But the qualifiers are exciting for other reasons. They remind the cynical and hardened football observer of the sheer diversity of the game on the European continent and also give important geographical lessons. When I was a child I remember looking in wonder at newspapers with the scores of European games – where were these teams from? What stories lay behind the names? Now in the latter stages of European tournaments everything is familiar and repetitive, and very little is new. In the European club qualifiers this freshness remains. When draws are made, journalists and fans frantically scramble for information on opponents who hardly anyone knew existed only hours previously. This lack of knowledge is actually wonderful – it means a lack of pre-conceived ideas and allows the observer to absorb information.
The Polish club draws yesterday illustrate this point. Within the space of a couple of hours Polish fans found out that Śląsk Wrocław’s Europa League opponents NK Celje are the one side who have played every season in the Slovenian top flight since independence in 1991 and that Lech Poznań’s Champions League opponents FK Sarajevo are owned by the renowned (some might say unhinged) maverick Vincent Tan. These are all things I could not have possibly have known before the draw took place. To some these are unimportant factoids but they are pleasant morsels of information which only exist outside of the staid footballing mainstream.
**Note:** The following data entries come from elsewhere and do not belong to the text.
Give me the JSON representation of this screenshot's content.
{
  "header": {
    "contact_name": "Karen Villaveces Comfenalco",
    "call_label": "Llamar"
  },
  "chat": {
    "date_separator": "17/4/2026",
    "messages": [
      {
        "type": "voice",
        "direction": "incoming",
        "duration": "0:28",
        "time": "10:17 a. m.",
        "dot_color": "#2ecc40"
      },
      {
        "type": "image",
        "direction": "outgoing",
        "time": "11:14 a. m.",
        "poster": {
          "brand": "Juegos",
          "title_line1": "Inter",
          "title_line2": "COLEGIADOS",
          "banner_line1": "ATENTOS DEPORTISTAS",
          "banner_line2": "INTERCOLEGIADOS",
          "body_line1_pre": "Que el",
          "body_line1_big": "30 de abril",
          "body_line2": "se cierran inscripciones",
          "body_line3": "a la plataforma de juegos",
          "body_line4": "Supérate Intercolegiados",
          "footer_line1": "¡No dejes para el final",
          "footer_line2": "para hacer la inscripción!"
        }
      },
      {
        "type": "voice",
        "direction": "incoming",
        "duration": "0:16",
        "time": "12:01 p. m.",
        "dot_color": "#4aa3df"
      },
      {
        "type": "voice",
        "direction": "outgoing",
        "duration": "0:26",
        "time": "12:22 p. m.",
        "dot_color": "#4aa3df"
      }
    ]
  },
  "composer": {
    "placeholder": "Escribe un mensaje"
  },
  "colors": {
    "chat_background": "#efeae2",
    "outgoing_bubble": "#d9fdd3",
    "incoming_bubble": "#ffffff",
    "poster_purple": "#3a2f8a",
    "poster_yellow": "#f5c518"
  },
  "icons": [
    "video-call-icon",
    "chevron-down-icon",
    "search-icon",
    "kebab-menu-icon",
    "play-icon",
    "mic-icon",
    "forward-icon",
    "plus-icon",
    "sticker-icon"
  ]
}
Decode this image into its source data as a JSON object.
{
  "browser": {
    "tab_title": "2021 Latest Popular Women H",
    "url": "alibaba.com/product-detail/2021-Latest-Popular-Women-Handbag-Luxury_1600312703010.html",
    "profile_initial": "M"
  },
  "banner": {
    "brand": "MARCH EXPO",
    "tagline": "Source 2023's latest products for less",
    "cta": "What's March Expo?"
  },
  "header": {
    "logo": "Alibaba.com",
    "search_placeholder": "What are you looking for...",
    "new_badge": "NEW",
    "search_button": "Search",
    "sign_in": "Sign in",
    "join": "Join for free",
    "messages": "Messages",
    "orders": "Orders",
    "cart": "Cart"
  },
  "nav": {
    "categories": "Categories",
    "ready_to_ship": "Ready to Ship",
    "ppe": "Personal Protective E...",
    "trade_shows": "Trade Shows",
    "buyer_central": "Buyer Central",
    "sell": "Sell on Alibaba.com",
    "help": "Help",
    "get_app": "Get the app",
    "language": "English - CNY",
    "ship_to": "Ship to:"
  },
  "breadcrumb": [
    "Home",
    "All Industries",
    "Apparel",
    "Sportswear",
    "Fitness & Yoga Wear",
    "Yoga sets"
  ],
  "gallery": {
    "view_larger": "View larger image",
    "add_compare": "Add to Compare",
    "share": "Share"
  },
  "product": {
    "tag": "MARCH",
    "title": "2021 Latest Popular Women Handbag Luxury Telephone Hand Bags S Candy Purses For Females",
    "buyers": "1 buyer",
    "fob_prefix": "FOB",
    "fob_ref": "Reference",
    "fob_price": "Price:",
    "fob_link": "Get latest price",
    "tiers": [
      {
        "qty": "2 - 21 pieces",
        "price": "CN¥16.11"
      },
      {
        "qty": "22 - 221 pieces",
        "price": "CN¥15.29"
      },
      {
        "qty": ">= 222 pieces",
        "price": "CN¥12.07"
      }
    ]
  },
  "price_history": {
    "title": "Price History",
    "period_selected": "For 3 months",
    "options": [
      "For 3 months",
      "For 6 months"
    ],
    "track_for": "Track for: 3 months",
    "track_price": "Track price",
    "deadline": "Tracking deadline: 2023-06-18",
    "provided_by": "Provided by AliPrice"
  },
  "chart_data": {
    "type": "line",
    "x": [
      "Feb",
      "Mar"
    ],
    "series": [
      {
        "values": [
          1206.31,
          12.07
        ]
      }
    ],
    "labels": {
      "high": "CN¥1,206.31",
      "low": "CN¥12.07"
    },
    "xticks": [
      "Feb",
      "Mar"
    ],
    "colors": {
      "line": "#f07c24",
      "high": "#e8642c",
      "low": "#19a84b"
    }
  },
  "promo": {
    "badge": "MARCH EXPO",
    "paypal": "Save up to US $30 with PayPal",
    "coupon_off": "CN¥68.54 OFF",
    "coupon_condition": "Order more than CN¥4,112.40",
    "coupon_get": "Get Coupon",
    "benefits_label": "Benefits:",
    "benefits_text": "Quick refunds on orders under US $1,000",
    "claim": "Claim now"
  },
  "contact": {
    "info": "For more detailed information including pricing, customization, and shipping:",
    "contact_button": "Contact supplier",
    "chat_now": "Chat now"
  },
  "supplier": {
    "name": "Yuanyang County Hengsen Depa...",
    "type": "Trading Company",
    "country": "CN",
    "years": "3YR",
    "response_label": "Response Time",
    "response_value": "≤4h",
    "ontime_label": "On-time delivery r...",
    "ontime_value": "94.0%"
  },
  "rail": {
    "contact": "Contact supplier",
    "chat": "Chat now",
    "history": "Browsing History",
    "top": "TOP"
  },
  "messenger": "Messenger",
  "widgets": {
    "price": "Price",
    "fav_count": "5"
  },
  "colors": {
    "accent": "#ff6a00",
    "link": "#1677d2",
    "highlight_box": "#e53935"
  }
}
Indeed the early rounds of European club qualifiers remind me of sections of James Montague’s excellent book thirty-one nil written about the qualifying process for the 2014 Brazilian World Cup. For many of the players taking part in the games it is their yearly chance at being part of something beautiful and bigger than the drudgery of their typical footballing existence. One day someone will write a book about the European club qualifying process too – a time when dreams, hopes and magic are in the air – but for the moment we can only wait to see what lies in store in the next couple of months – or maybe just try to find a stream for Macedonia’s FK Renova as they take on Moldova’s mighty FC Dacia Chișinău.